By Roshni Riar, Staff Writer
I’ve become a stranger to myself
again. In the quiet of the morning,
I brush my teeth without the lights
on, concentrate hard on the grime that
collects around the tap. I examine my grey
sludge buildup and how it spreads a little further
every day. I breathe heavy against
the weight that creeps into my lungs.
Two feet clad in steel-toed
boots dance the tango on my chest
like they’re stomping on the grave
of an ex-lover. Squeezing,
pressing. I’ve been avoiding
my own gaze, that despondent stare stuck
inside the mirror stretching out in front of me.
I don’t hate my reflection like I used to,
but I still think she’s sick. She twists,

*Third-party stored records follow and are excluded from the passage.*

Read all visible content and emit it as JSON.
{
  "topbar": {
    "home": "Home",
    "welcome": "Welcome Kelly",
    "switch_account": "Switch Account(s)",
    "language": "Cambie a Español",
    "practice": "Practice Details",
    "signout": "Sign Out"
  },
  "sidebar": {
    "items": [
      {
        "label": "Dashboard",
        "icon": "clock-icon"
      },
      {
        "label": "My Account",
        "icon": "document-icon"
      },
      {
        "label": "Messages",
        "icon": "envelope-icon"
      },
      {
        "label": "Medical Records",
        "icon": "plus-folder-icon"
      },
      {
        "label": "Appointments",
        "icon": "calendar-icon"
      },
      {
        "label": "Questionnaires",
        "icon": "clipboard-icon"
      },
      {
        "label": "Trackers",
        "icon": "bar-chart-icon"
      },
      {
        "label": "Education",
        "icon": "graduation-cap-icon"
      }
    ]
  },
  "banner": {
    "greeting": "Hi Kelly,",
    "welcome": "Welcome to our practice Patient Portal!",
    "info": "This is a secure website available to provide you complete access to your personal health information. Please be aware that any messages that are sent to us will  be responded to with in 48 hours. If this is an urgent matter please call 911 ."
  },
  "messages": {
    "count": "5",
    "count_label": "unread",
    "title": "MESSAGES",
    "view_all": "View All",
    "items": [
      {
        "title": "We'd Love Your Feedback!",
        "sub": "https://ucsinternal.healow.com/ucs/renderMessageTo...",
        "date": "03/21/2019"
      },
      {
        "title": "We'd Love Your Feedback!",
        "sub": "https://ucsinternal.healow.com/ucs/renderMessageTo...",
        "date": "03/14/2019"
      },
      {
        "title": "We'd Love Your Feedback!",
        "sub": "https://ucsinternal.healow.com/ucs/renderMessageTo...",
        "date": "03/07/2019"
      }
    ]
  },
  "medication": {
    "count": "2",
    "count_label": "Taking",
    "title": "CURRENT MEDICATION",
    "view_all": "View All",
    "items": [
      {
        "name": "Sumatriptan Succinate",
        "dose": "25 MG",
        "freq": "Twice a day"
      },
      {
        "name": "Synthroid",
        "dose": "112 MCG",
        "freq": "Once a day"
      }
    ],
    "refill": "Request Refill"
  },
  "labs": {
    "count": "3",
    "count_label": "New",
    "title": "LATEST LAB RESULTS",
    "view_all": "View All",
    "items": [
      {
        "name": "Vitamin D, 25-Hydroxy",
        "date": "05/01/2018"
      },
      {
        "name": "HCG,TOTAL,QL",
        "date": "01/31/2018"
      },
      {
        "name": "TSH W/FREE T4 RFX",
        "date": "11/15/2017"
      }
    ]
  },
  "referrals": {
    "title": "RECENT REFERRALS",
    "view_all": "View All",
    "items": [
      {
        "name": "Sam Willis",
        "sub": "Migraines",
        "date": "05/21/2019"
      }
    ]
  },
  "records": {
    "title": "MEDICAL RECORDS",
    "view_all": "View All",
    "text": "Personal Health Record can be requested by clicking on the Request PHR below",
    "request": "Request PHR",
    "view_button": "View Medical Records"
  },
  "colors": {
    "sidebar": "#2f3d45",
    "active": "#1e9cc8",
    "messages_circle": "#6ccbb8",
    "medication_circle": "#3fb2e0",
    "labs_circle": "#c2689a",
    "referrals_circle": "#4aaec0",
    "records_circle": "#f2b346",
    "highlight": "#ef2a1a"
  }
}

contorts, splashes toothpaste on the mirror
and never cleans it up. I rinse my mouth, spit
and leave her behind me. Don’t look back.

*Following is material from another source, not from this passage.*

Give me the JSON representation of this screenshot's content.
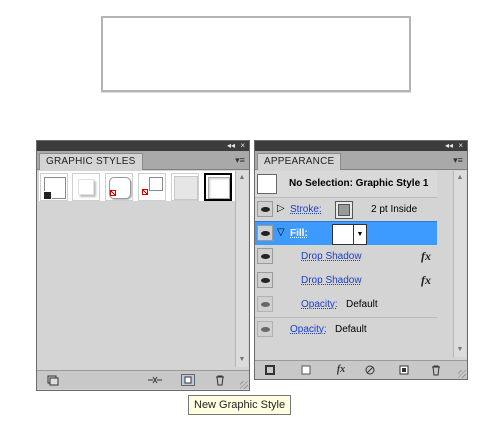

I hide the tremor in my jaw, the desperate
bobbing of my throat. Can’t give myself away,
not before I’ve forgotten what the curve of
my mouth twisted downwards looks like. Not
until it’s tucked away behind the memory
of my first-grade combination-lock sequence.
I don’t want to remember, at least not yet.